The family is now living in a small space made of sheet metal and tarps. Pierre-Louis's wife Dieula, who has asthma and has been ill, rests on wooden planks covered by a sheet while their children scramble naked in the mud.
"I was in the hospital for eight days, I was better but the fever came back yesterday," she said, her face covered in sweat. "I should go back but I can't afford it."
Aside from a cholera treatment center set up on the grounds of Jeremie's partially damaged public hospital, there is no free medical care in this city, which bore the brunt of Matthew's might.
At night, Pierre-Louis sleeps sitting up in a plastic chair, the only possession they were able to save from their home. Two of the younger children sleep on his lap.
His sick wife shares their makeshift bed with their six other children.
But Dieula doesn't complain too much about her situation.
"The solidarity that usually binds Haitians has been ruptured -- there are too many homes destroyed, too many losses. The state can't do anything, it's too much," she said.
A few meters away, Filton Janvier is more angry, and refuses to accept that the international community has abandoned him.
"We're just on the side of the road. Authorities go by, the mayor just passed by, and even the president was here. But no one came to ask us how we were doing," the 39-year-old said, seething with rage.
"I pay my taxes, I contribute like everyone else... I don't understand what is happening. It makes me angry because it makes me question our humanity," he added, as he watched another group of vehicles from a non-governmental aid organization drive by.
After the main roads were again open to traffic, aid started trickling into Jeremie, but the lack of coordination between the foreign agencies has stalled its distribution to those in need.
On the city's main street, residents spot a bit of a crowd: food and construction materials are being handed out by city hall, people say -- and it's going south.
"The cop at the entrance ordered me to back up -- I did it but people were pushing me from behind.
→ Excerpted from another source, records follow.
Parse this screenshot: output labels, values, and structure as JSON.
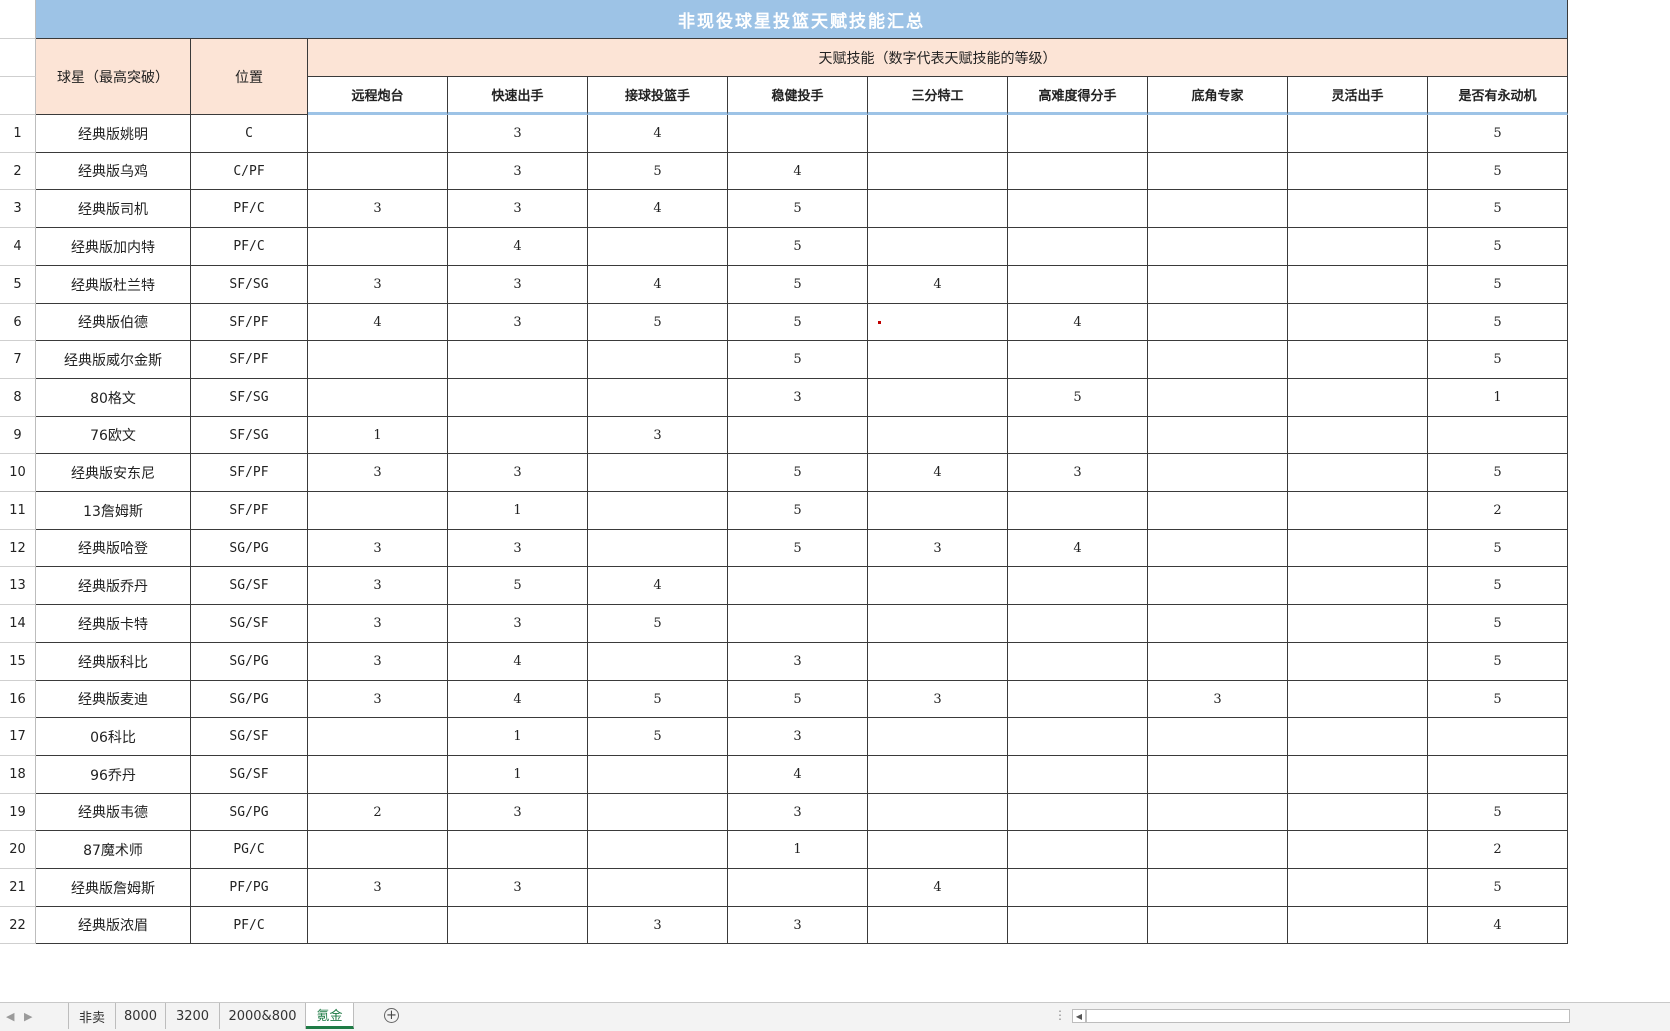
{
  "sheet": {
    "title": "非现役球星投篮天赋技能汇总",
    "player_header": "球星（最高突破）",
    "position_header": "位置",
    "skills_group_header": "天赋技能（数字代表天赋技能的等级）",
    "skill_columns": [
      "远程炮台",
      "快速出手",
      "接球投篮手",
      "稳健投手",
      "三分特工",
      "高难度得分手",
      "底角专家",
      "灵活出手",
      "是否有永动机"
    ],
    "rows": [
      {
        "num": "1",
        "name": "经典版姚明",
        "pos": "C",
        "vals": [
          "",
          "3",
          "4",
          "",
          "",
          "",
          "",
          "",
          "5"
        ]
      },
      {
        "num": "2",
        "name": "经典版乌鸡",
        "pos": "C/PF",
        "vals": [
          "",
          "3",
          "5",
          "4",
          "",
          "",
          "",
          "",
          "5"
        ]
      },
      {
        "num": "3",
        "name": "经典版司机",
        "pos": "PF/C",
        "vals": [
          "3",
          "3",
          "4",
          "5",
          "",
          "",
          "",
          "",
          "5"
        ]
      },
      {
        "num": "4",
        "name": "经典版加内特",
        "pos": "PF/C",
        "vals": [
          "",
          "4",
          "",
          "5",
          "",
          "",
          "",
          "",
          "5"
        ]
      },
      {
        "num": "5",
        "name": "经典版杜兰特",
        "pos": "SF/SG",
        "vals": [
          "3",
          "3",
          "4",
          "5",
          "4",
          "",
          "",
          "",
          "5"
        ]
      },
      {
        "num": "6",
        "name": "经典版伯德",
        "pos": "SF/PF",
        "vals": [
          "4",
          "3",
          "5",
          "5",
          "",
          "4",
          "",
          "",
          "5"
        ]
      },
      {
        "num": "7",
        "name": "经典版威尔金斯",
        "pos": "SF/PF",
        "vals": [
          "",
          "",
          "",
          "5",
          "",
          "",
          "",
          "",
          "5"
        ]
      },
      {
        "num": "8",
        "name": "80格文",
        "pos": "SF/SG",
        "vals": [
          "",
          "",
          "",
          "3",
          "",
          "5",
          "",
          "",
          "1"
        ]
      },
      {
        "num": "9",
        "name": "76欧文",
        "pos": "SF/SG",
        "vals": [
          "1",
          "",
          "3",
          "",
          "",
          "",
          "",
          "",
          ""
        ]
      },
      {
        "num": "10",
        "name": "经典版安东尼",
        "pos": "SF/PF",
        "vals": [
          "3",
          "3",
          "",
          "5",
          "4",
          "3",
          "",
          "",
          "5"
        ]
      },
      {
        "num": "11",
        "name": "13詹姆斯",
        "pos": "SF/PF",
        "vals": [
          "",
          "1",
          "",
          "5",
          "",
          "",
          "",
          "",
          "2"
        ]
      },
      {
        "num": "12",
        "name": "经典版哈登",
        "pos": "SG/PG",
        "vals": [
          "3",
          "3",
          "",
          "5",
          "3",
          "4",
          "",
          "",
          "5"
        ]
      },
      {
        "num": "13",
        "name": "经典版乔丹",
        "pos": "SG/SF",
        "vals": [
          "3",
          "5",
          "4",
          "",
          "",
          "",
          "",
          "",
          "5"
        ]
      },
      {
        "num": "14",
        "name": "经典版卡特",
        "pos": "SG/SF",
        "vals": [
          "3",
          "3",
          "5",
          "",
          "",
          "",
          "",
          "",
          "5"
        ]
      },
      {
        "num": "15",
        "name": "经典版科比",
        "pos": "SG/PG",
        "vals": [
          "3",
          "4",
          "",
          "3",
          "",
          "",
          "",
          "",
          "5"
        ]
      },
      {
        "num": "16",
        "name": "经典版麦迪",
        "pos": "SG/PG",
        "vals": [
          "3",
          "4",
          "5",
          "5",
          "3",
          "",
          "3",
          "",
          "5"
        ]
      },
      {
        "num": "17",
        "name": "06科比",
        "pos": "SG/SF",
        "vals": [
          "",
          "1",
          "5",
          "3",
          "",
          "",
          "",
          "",
          ""
        ]
      },
      {
        "num": "18",
        "name": "96乔丹",
        "pos": "SG/SF",
        "vals": [
          "",
          "1",
          "",
          "4",
          "",
          "",
          "",
          "",
          ""
        ]
      },
      {
        "num": "19",
        "name": "经典版韦德",
        "pos": "SG/PG",
        "vals": [
          "2",
          "3",
          "",
          "3",
          "",
          "",
          "",
          "",
          "5"
        ]
      },
      {
        "num": "20",
        "name": "87魔术师",
        "pos": "PG/C",
        "vals": [
          "",
          "",
          "",
          "1",
          "",
          "",
          "",
          "",
          "2"
        ]
      },
      {
        "num": "21",
        "name": "经典版詹姆斯",
        "pos": "PF/PG",
        "vals": [
          "3",
          "3",
          "",
          "",
          "4",
          "",
          "",
          "",
          "5"
        ]
      },
      {
        "num": "22",
        "name": "经典版浓眉",
        "pos": "PF/C",
        "vals": [
          "",
          "",
          "3",
          "3",
          "",
          "",
          "",
          "",
          "4"
        ]
      }
    ]
  },
  "tabs": [
    {
      "label": "非卖",
      "active": false
    },
    {
      "label": "8000",
      "active": false
    },
    {
      "label": "3200",
      "active": false
    },
    {
      "label": "2000&800",
      "active": false
    },
    {
      "label": "氪金",
      "active": true
    }
  ],
  "tabbar": {
    "add_sheet_symbol": "+",
    "nav_prev": "◀",
    "nav_next": "▶",
    "more_symbol": "⋮",
    "scroll_left_symbol": "◀"
  },
  "colors": {
    "title_bg": "#9dc3e6",
    "header_bg": "#fce4d6",
    "active_tab": "#1e7b45"
  }
}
The cop hit me with his baton and I fell down," said Rene Jean-Fritz, pointing to his bloodied knees.
"These cops did not come to help people, they just came to beat us up," he charged, and onlookers voiced their agreement.
For Pierre-Louis, people are not looking for handouts but just need the bare minimum so they no longer have to sleep in the rain.
"I just needed two tarps to cover the damaged part of my house. I don't need rice. They should use helicopters to give that to people in the mountains who have nothing," he said.
Jean-Fritz, still angry, did not get anything at the aid giveaway. He got the plastic card granting him access to the distribution point the night before from a friend who had several dozen of them.
No local officials or aid group verified that those who queued up for aid were truly in need.